Because of our sins, you and I are in conflict with God. And what are we inclined to do? Avoid the conflict. Just like Adam and Eve, we run away and hide. We are prone to hide our face from the Lord rather than turn our face towards him in repentant trust. We know what our Lord’s Word says about what we should and should not do. The Ten Commandments are pretty straightforward. Yet we consistently close our ears to God’s Word. Our sinful rebellion is evident in the ways we behave toward God and towards our neighbor … doubting, hating, lusting, slandering, coveting, and so on. Apart from the work of the Servant on our behalf, we are left in disgrace, shame, and guilt before God. We deserve to have him hide his face from us.
But out of his great love for us, God the Father sent his Son to face the cross for us. There, at the cross, God the Father hid his face from his one and only Son, because the Innocent Son had taken upon himself the guilt and shame of the world’s sin.
This was not something that took him by surprise. Isaiah has the Servant saying, “I have set my face like a flint.” With steely determination, Jesus set his face towards Jerusalem and his appointment with death.
As the faithful Servant, Jesus listened faithfully to his Father’s word and was strengthened by that word. Never rebellious, always obedient, he knew that bitter suffering and an excruciating death was his destiny. He knew it was his Father’s will, that there was no way around it. Adam and Eve hid from God’s will in a garden. It was in another garden where Jesus fell on his face and prayed, “Not my will, but yours be done” … or in the words of the hymn,
“Yes, Father, yes, most willingly, / I’ll bear what You command Me.
My will conforms to Your decree, / I’ll do what You have asked Me.”
O wondrous Love, what have you done! / The Father offers up his Son,
Desiring our salvation. / O Love, how strong You are to save!
You lay the One into the grave / Who laid the earth’s foundation. (LSB 438.3)
Willingly, Jesus did his Father’s will. Willingly, he gave himself into suffering and death. Our natural reaction would be fight or flight. Jesus did neither.
Jesus willingly gave his back to be struck by the Roman soldiers ... and you and I have God’s loving embrace.
Jesus willingly offered his cheeks to those who would pluck out his beard, a symbolically shameful act towards a Jewish man ... and you and I are honored with God’s grace and favor.
Jesus was spit upon in contempt ... yet you and I are sprinkled with the waters of Baptism and esteemed as beloved children of the Heavenly Father.

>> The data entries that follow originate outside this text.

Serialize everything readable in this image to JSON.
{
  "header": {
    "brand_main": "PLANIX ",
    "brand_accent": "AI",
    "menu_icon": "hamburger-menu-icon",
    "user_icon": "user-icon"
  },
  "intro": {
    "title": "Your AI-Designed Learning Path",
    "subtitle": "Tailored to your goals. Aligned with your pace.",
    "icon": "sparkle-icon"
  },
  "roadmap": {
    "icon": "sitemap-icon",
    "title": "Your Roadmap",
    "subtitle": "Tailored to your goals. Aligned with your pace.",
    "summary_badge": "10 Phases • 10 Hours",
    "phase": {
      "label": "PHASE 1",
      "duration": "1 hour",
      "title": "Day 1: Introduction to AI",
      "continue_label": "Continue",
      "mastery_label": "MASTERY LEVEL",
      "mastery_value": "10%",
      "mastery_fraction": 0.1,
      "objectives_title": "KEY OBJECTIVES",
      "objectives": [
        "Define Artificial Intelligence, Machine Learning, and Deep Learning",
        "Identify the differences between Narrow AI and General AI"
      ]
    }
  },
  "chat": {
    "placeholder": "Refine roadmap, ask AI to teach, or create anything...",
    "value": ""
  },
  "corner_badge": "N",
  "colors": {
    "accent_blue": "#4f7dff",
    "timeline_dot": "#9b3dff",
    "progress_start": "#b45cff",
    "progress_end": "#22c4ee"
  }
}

Through faith in Christ’s suffering and death for our forgiveness, God takes away our disgrace and showers us with his grace. Now, we will never be put to shame. We who are wearied by the changes and chances of life and the effects of sin and death are sustained by our Lord’s word of absolution and his body and blood which nourish our souls for time and eternity. Through Jesus, you and I are vindicated. Our adversaries of sin, death, and the devil are sent packing, conquered forever at the cross and the empty tomb. The righteousness of the Innocent Servant is applied to us, and we can now declare, “Who will contend with me? Who is my adversary? Who will declare me guilty?” The answer? “No one! Behold, the Lord God helps me. The Lord God HAS helped me. My Lord and my God has taken the punishment for my guilt upon himself, and I am free.”